How would you know you are suffering from postpartum depression?
If you are having trouble bonding with your baby and have a hard time accepting and loving your baby then it is a sign that you are depressed. While bonding with your baby should come naturally, for some mothers it may take a while.
When your “baby blues” last longer than they should. It is normal to feel down and overwhelmed by the arrival of the baby. In fact, it’s a common occurrence in all mothers the first few weeks after delivery because you are yet to settle into your new role. However, if weeks later you still feel sad and moody then you are experiencing postpartum depression.
If you are consumed with feelings of guilt. It is okay to feel guilty, sad and unhappy about being a mom but if you find yourself constantly consumed by these feelings then it’s a sign that postpartum depression is setting in.
You are unable to sleep. As a new mom, sleep is very important for your body and sanity. It is advisable that you sleep whenever your baby also sleeps so that you rest but if you find yourself unable to sleep or sleeping too much then it is a cause for alarm

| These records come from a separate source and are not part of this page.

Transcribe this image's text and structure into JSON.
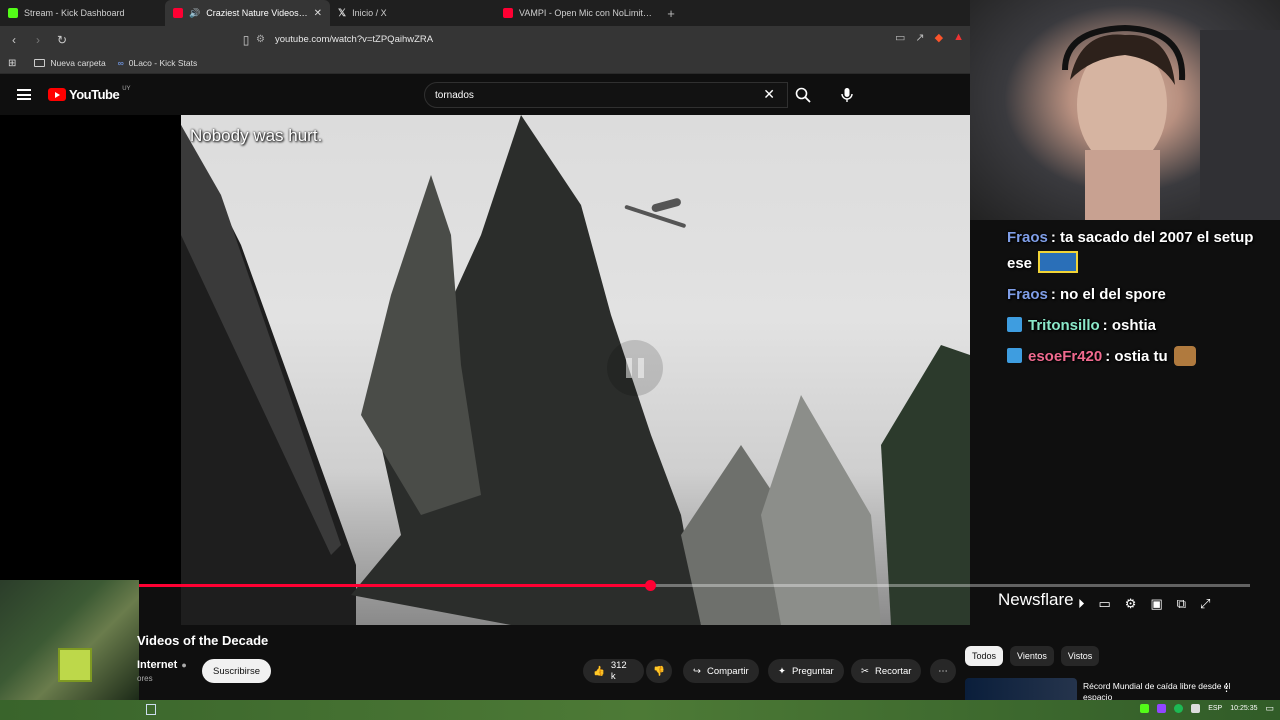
{
  "browser": {
    "tabs": [
      {
        "title": "Stream - Kick Dashboard",
        "favicon_color": "#53fc18",
        "active": false
      },
      {
        "title": "Craziest Nature Videos of the",
        "favicon_color": "#ff0033",
        "active": true
      },
      {
        "title": "Inicio / X",
        "favicon_color": "#ffffff",
        "active": false
      },
      {
        "title": "VAMPI - Open Mic con NoLimitAdro",
        "favicon_color": "#ff0033",
        "active": false
      }
    ],
    "url": "youtube.com/watch?v=tZPQaihwZRA",
    "bookmarks": [
      {
        "label": "Nueva carpeta",
        "icon": "folder-icon"
      },
      {
        "label": "0Laco - Kick Stats",
        "icon": "kick-stats-icon"
      }
    ]
  },
  "youtube": {
    "logo_text": "YouTube",
    "country_code": "UY",
    "search_value": "tornados"
  },
  "video": {
    "caption": "Nobody was hurt.",
    "watermark": "Newsflare",
    "progress_fraction": 0.46,
    "title": "Videos of the Decade",
    "channel": "Internet",
    "subs_text": "ores",
    "subscribe_label": "Suscribirse",
    "likes": "312 k",
    "share_label": "Compartir",
    "ask_label": "Preguntar",
    "clip_label": "Recortar"
  },
  "chat": [
    {
      "user": "Fraos",
      "user_color": "#7f9ee8",
      "text": ": ta sacado del 2007 el setup ese",
      "badge": false,
      "emote": "emote-car"
    },
    {
      "user": "Fraos",
      "user_color": "#7f9ee8",
      "text": ": no el del spore",
      "badge": false,
      "emote": ""
    },
    {
      "user": "Tritonsillo",
      "user_color": "#8be8c9",
      "text": ": oshtia",
      "badge": true,
      "emote": ""
    },
    {
      "user": "esoeFr420",
      "user_color": "#f06a8f",
      "text": ": ostia tu",
      "badge": true,
      "emote": "emote-dog"
    }
  ],
  "sidebar": {
    "chips": [
      "Todos",
      "Vientos",
      "Vistos"
    ],
    "related_title": "Récord Mundial de caída libre desde el espacio"
  },
  "taskbar": {
    "lang": "ESP",
    "time": "10:25:35"
  }
}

You are indecisive. This can be as a result of mental fatigue or sheer lack of interest in anything. If you are having trouble making decisions, then it’s time to evaluate your state of mind.

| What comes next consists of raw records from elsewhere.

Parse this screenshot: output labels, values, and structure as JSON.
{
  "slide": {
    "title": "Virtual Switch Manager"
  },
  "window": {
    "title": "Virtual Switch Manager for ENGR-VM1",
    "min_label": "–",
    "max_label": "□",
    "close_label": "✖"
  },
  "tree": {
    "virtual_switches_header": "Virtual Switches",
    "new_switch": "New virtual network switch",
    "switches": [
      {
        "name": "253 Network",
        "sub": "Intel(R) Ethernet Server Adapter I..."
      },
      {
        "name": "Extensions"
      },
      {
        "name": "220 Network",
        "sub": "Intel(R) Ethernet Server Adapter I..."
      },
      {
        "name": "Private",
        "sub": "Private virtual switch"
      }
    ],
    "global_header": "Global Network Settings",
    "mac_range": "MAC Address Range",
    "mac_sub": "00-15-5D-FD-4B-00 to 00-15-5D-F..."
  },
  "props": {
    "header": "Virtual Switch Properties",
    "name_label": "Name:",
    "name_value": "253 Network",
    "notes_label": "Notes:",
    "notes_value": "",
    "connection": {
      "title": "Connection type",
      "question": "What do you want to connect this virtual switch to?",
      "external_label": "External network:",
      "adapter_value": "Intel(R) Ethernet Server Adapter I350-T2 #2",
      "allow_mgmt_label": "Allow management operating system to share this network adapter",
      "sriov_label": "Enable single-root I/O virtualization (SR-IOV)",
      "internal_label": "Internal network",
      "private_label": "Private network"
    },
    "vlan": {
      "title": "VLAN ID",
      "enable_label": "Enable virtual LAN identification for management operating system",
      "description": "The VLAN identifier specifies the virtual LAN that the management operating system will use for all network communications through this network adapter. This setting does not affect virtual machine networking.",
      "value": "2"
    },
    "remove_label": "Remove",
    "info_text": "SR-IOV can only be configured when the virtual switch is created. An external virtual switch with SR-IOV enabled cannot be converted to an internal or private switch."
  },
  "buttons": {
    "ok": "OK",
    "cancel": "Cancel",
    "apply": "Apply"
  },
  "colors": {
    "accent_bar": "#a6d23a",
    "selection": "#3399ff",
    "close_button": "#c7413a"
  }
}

You no longer enjoy the things you once enjoyed. It is normal to shelve your hobbies and interests with the arrival of a baby but when it gets to you losing interest completely in what you enjoy doing then postpartum depression could be knocking.

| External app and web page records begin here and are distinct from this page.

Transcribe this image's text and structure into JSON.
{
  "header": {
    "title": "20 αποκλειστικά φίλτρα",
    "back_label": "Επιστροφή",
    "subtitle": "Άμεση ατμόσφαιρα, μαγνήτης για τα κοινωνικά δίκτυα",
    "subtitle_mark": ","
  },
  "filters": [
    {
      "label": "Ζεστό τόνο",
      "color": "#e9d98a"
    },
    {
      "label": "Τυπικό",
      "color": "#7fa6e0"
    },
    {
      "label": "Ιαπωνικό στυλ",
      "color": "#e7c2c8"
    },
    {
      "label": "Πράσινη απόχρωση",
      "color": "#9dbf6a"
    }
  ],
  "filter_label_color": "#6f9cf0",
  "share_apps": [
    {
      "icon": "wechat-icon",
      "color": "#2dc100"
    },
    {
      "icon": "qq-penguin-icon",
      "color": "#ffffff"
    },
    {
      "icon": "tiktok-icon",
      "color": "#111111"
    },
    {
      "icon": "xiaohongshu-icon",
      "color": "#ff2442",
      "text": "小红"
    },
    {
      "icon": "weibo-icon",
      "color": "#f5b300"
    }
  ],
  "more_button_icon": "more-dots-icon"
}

You are constantly worrying about being a good mom and doubting if you are doing things the right way or if you love your baby enough. Note that a little worrying is very normal.
You have thoughts of harming yourself or even your baby. Advanced postpartum depression brings about suicidal thoughts which are very dangerous. If such thoughts cross your mind, please seek medical help as soon as possible.
PPD is usually diagnosed by a health care provider so if you suspect that you are suffering from PPD; please seek treatment as soon as possible. Your doctor will evaluate you and prescribe treatment that is best suited for you. PPD treatment ranges from psychotherapy, antidepressants or a combination of both.
How to cope with PPD
Being that you are a mother, you cannot take a break from motherhood to attend to your ailment. The best that you can do is learning how to cope with it. Try out these coping tips:
- Have some time for yourself
It may seem selfish to take time away from your newborn but it is important that you do even just once a week. You can leave the baby with your spouse, nanny or a trusted relative. Express some breast milk and leave for the baby to be fed in case they wake up before you are back. Just 2 hours outside the house every week is good enough. It can be so frustrating to be indoors all week, all month especially if previously you were working.
- Get enough sleep
Motherhood is just a tiring job not to mention with a newborn sleep may seem elusive but it is important that you sleep when your baby sleeps. Actually, this is a Science backed recommendation. A report from a research conducted in 2009 showed that women who did not get enough sleep are likely to experience postpartum depression as compared to those who slept enough. How much then is enough sleep? At least 4 hours of sleep at night and an hour of nap time during the day should be enough.
- Get some rest
Don’t overwhelm yourself with the baby and other responsibilities. Get some help so that you can have time to rest as well. You can hire a cleaner to help with the house cleanliness, a nanny to help with the baby or involve your other family members in taking care of the baby and other household responsibilities. Your body needs to rest for your mind to function well.
- Avoid Stress
This is a very delicate time for you and stress is the last thing that your mind can handle. If you can’t avoid stressful situations then learn how to handle the stress so that it does not weigh you down. Stress will quickly lead you to postpartum depression
This will relax your mind and body and make you feel good as well as lift up your spirits. Start some exercises in the house then progress to outdoor exercises like morning or evening runs. Remember to be gentle with the exercises until your body is able to handle them.
- Check your breastfeeding
Breastfeeding has such a calming effect on both the mother and the baby. I fact, a 2012 study shows that breastfeeding reduces the risk of postpartum depression up to the fourth month after delivery. However, some women report feeling more depressed when breastfeeding so if it does not work for you, find an alternative way of feeding your baby.
- Find a support group.
Thanks to technology, you actually don’t have to go out and meet other nursing mothers physically. You can find support groups on social media and online forums. Get yourself into one and share your journey with those who understand what you are going through first hand. A study by the Canadian Journal of Psychiatry showed that sharing your feelings can significantly lift up your moods reducing your depressive symptoms.
AS soon as you suspect that you have postpartum depression, share it with your loved ones so that you can get help. It can be very dangerous if it is left untreated.